Greece's debt problems led to a range of losses in the European banking sector, including Britain's RBS, France's Credit Agricole and Germany's Commerzbank. Banking bosses warned the euro zone crisis will continue to threaten earnings.
EUROPE-BANKS - Greece has been at the centre of concerns about the euro zone for some time, now its debt problems are being blamed for a range of heavy losses in the European banking sector.
Some of the region's biggest lenders, from Germany to France and from Britain to Belgium, have lost billions of euros through writedowns on Greek loans and a deal agreed this week with Greece's creditors will inflict losses of 74% on bondholders.
Credit Agricole reported a record quarterly net loss of over 3 billion euros, worse than expected.

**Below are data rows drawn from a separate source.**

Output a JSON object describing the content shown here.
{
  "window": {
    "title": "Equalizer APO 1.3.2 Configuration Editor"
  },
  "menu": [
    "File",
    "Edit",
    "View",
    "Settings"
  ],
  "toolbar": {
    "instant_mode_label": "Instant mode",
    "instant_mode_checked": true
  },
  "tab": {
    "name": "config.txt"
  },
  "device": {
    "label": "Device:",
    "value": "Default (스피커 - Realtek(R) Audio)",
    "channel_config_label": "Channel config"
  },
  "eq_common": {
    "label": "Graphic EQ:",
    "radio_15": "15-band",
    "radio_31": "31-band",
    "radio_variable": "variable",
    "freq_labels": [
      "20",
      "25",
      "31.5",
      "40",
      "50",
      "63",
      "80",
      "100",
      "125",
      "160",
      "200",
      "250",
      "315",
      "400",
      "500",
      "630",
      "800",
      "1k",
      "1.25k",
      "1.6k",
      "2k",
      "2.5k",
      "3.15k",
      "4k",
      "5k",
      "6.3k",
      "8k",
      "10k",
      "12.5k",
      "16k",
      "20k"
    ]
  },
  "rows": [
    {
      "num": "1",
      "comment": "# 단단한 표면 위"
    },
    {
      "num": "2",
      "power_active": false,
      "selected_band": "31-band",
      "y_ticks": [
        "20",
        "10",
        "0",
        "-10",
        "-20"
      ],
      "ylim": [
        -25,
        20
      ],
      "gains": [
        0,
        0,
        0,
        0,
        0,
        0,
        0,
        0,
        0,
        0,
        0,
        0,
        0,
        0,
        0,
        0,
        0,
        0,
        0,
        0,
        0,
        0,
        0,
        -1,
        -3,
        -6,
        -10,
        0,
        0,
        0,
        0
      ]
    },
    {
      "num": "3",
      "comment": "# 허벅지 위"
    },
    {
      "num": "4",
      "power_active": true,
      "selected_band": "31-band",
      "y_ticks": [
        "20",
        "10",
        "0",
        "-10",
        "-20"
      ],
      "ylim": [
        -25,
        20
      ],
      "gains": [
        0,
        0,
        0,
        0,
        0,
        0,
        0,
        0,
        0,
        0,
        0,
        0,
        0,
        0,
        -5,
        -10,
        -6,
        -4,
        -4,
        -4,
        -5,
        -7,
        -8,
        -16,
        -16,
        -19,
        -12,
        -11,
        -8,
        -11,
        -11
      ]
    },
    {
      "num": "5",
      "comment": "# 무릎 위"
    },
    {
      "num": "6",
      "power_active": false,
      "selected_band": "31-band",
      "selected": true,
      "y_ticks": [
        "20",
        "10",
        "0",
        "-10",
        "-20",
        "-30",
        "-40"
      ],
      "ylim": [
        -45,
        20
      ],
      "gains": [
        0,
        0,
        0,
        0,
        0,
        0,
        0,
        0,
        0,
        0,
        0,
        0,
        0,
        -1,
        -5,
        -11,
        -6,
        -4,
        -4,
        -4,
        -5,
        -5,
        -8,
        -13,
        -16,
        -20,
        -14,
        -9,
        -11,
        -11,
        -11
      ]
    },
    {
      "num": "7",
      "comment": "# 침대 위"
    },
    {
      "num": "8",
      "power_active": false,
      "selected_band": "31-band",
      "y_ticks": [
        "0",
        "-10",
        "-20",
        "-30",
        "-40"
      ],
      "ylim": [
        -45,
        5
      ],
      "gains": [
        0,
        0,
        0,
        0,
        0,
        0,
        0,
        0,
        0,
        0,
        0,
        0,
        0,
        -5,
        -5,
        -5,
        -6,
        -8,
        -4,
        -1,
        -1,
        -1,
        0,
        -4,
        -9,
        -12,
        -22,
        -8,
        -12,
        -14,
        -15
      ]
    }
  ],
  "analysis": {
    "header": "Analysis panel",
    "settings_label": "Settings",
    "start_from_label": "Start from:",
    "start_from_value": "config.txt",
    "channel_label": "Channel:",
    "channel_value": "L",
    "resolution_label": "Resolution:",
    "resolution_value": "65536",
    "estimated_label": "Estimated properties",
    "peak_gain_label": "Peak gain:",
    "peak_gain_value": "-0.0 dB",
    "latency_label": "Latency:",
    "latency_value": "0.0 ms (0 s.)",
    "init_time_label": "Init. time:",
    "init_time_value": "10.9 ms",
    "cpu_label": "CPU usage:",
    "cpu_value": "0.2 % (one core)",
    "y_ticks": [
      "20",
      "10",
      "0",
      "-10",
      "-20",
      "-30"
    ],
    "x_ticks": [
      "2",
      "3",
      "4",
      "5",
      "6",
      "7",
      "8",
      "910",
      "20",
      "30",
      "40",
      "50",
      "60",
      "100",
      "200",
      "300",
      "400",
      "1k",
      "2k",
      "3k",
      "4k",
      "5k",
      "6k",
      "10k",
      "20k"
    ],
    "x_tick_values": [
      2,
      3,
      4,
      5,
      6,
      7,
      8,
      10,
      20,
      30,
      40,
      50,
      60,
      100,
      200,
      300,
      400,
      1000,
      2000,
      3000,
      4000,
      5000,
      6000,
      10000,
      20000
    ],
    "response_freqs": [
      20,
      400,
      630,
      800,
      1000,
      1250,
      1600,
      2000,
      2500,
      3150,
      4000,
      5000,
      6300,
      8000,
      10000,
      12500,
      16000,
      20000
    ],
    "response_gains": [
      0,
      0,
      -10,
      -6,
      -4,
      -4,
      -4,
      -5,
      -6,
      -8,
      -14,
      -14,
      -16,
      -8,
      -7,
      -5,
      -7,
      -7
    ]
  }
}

The UK's state-owned Royal Bank of Scotland made a loss of £1.8 billion in the fourth quarter, it's fourth straight annual loss.
It was stung by Greece and Ireland and some costly restructuring.
But it still found room to pay bonuses, although less than in 2011.
The payouts have been criticised by many in Britain, and a small group of protesters demonstrated outside an RBS branch in London.
The bank's CEO Stephen Hester, turned down his own bonus in the face of public opposition, but says staff have to be paid a competitive rate.
Stephen Hester, Royal Bank of Scotland CEO, saying (English):
"We reduced bonuses in the investment bank by 58%, by more than anyone else, one pound of profit in our investment bank is generated by less bonuses than anywhere else and I think that's value for money."
Commerzbank in Germany was also hit by sovereign debt writedowns in the fourth quarter and needs to find 5.3 billion euros to meet the stringent new capital requirements set by Europe's banking regulator.
That's another problem European banks are facing says James Buckley from Barings Asset Management.
James Buckley, Head of Large-Cap European Equities, Barings Asset Management, saying (English):
"We have the French elections coming up in May which will attract attention towards the French banks and the capital positions, there's still uncertainty over the capital positions of a number of European banks, in an economy which, a euro zone economy which is facing contraction going forward."
Bank bosses themselves warn the outlook for 2012 is tense, and private bondholders could suffer more if Greece's economy fails to recover.
European governments hope they can avoid bailing out any more lenders, or limit the fallout of any future collapse.
One lender which is still in trouble is the Franco-Belgian bank Dexia.
It's already been rescued once but warned on Thursday Greek debt and toxic assets could still force it out of business.
Joanna Partridge, Reuters